‘‘I wish things could've ended better, but that’s life,’’ Wallace said.
Jennings led the Vikings last season with 742 yards and six touchdowns. The $45 million, five-year contract he signed in 2013 came with nearly $18 million guaranteed, and a $6 million salary-cap hit in dead money for 2015 after his release. But the Vikings have the option to designate Jennings as a post-June 1 release, a tool teams can use to spread out the cap hits of a recently released player over multiple seasons. That would save the Vikings another $4 million under their cap for 2015, after June 1.
The Vikings also wrapped up a visit with defensive end Michael Johnson, who left town without a contract. He’s considering returning to the Bengals.
KC locks up Parker

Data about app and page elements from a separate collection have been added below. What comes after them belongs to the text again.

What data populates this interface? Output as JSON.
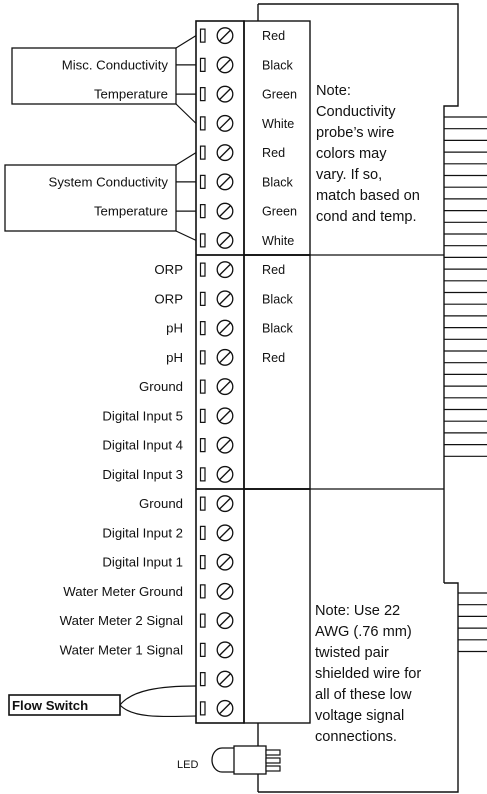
{
  "terminal_labels": [
    "",
    "Misc. Conductivity",
    "Temperature",
    "",
    "",
    "System Conductivity",
    "Temperature",
    "",
    "ORP",
    "ORP",
    "pH",
    "pH",
    "Ground",
    "Digital Input 5",
    "Digital Input 4",
    "Digital Input 3",
    "Ground",
    "Digital Input 2",
    "Digital Input 1",
    "Water Meter Ground",
    "Water Meter 2 Signal",
    "Water Meter 1 Signal",
    "",
    ""
  ],
  "wire_colors": [
    "Red",
    "Black",
    "Green",
    "White",
    "Red",
    "Black",
    "Green",
    "White",
    "Red",
    "Black",
    "Black",
    "Red",
    "",
    "",
    "",
    "",
    "",
    "",
    "",
    "",
    "",
    "",
    "",
    ""
  ],
  "notes": {
    "conductivity": [
      "Note:",
      "Conductivity",
      "probe’s wire",
      "colors may",
      "vary. If so,",
      "match based on",
      "cond and temp."
    ],
    "low_voltage": [
      "Note: Use 22",
      "AWG (.76 mm)",
      "twisted pair",
      "shielded wire for",
      "all of these low",
      "voltage signal",
      "connections."
    ]
  },
  "flow_switch": "Flow Switch",
  "led": "LED"
}
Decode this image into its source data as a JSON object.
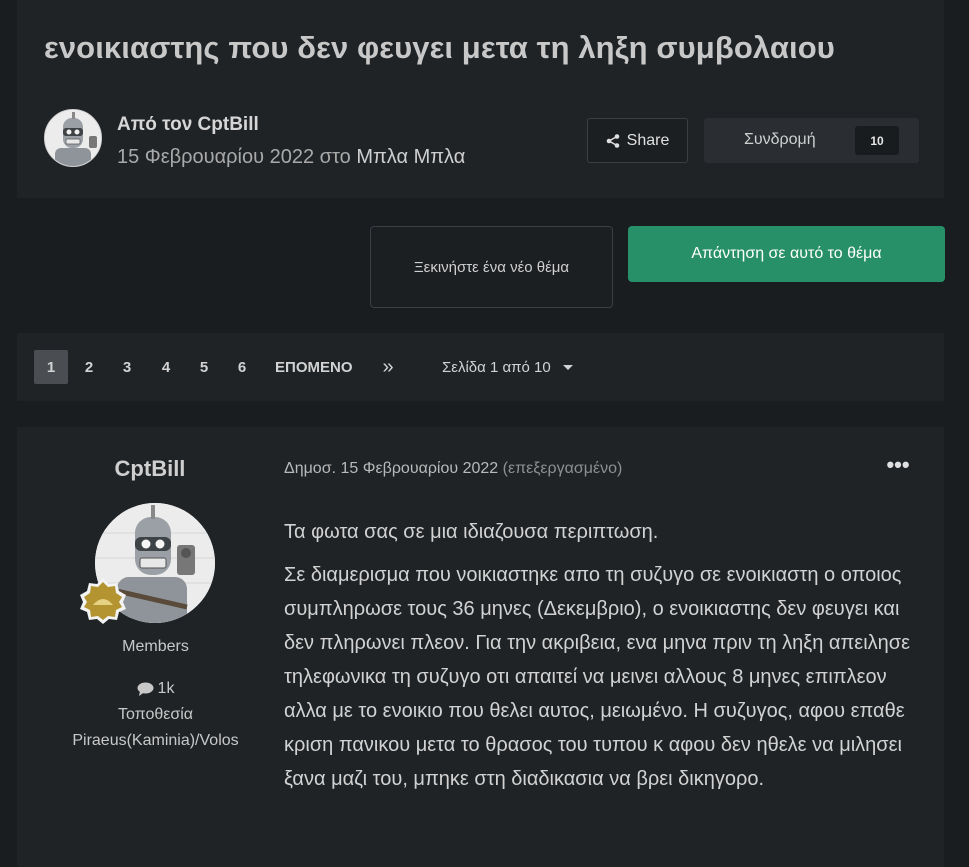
{
  "topic": {
    "title": "ενοικιαστης που δεν φευγει μετα τη ληξη συμβολαιου",
    "by_line": "Από τον CptBill",
    "date_text": "15 Φεβρουαρίου 2022 στο ",
    "forum": "Μπλα Μπλα"
  },
  "actions": {
    "share_label": "Share",
    "follow_label": "Συνδρομή",
    "follow_count": "10",
    "new_topic_label": "Ξεκινήστε ένα νέο θέμα",
    "reply_label": "Απάντηση σε αυτό το θέμα"
  },
  "pagination": {
    "pages": [
      "1",
      "2",
      "3",
      "4",
      "5",
      "6"
    ],
    "next_label": "ΕΠΟΜΕΝΟ",
    "last_label": "»",
    "jump_label": "Σελίδα 1 από 10"
  },
  "post": {
    "author": "CptBill",
    "group": "Members",
    "post_count": "1k",
    "location_label": "Τοποθεσία",
    "location": "Piraeus(Kaminia)/Volos",
    "posted_text": "Δημοσ. 15 Φεβρουαρίου 2022 ",
    "edited_text": "(επεξεργασμένο)",
    "paragraphs": [
      "Τα φωτα σας σε μια ιδιαζουσα περιπτωση.",
      "Σε διαμερισμα που νοικιαστηκε απο τη συζυγο σε ενοικιαστη ο οποιος συμπληρωσε τους 36 μηνες (Δεκεμβριο), ο ενοικιαστης δεν φευγει και δεν πληρωνει πλεον. Για την ακριβεια, ενα μηνα πριν τη ληξη απειλησε τηλεφωνικα τη συζυγο οτι απαιτεί να μεινει αλλους 8 μηνες επιπλεον αλλα με το ενοικιο που θελει αυτος, μειωμένο. Η συζυγος, αφου επαθε κριση πανικου μετα το θρασος του τυπου κ αφου δεν ηθελε να μιλησει ξανα μαζι του, μπηκε στη διαδικασια να βρει δικηγορο."
    ]
  },
  "colors": {
    "background": "#1a1d20",
    "panel": "#1f2326",
    "accent_green": "#279068"
  },
  "icons": [
    "share-icon",
    "comment-icon",
    "ellipsis-icon",
    "rank-badge-icon"
  ]
}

Defensive back Ron Parker proved his versatility for the Chiefs last season. On Saturday, he was rewarded for it. The Chiefs and Parker agreed on a five-year, $30 million contract, a person familiar with the negotiations told the AP . . . Cornerback Perrish Cox agreed to a three-year contract, giving Tennessee a much-needed veteran in the secondary. Cox, 28, spent the past two seasons in his second stint with San Francisco, and is coming off his best year. The four-year veteran started 14 games and intercepted five passes while also having 53 tackles.
Material from the Associated Press was used in this report.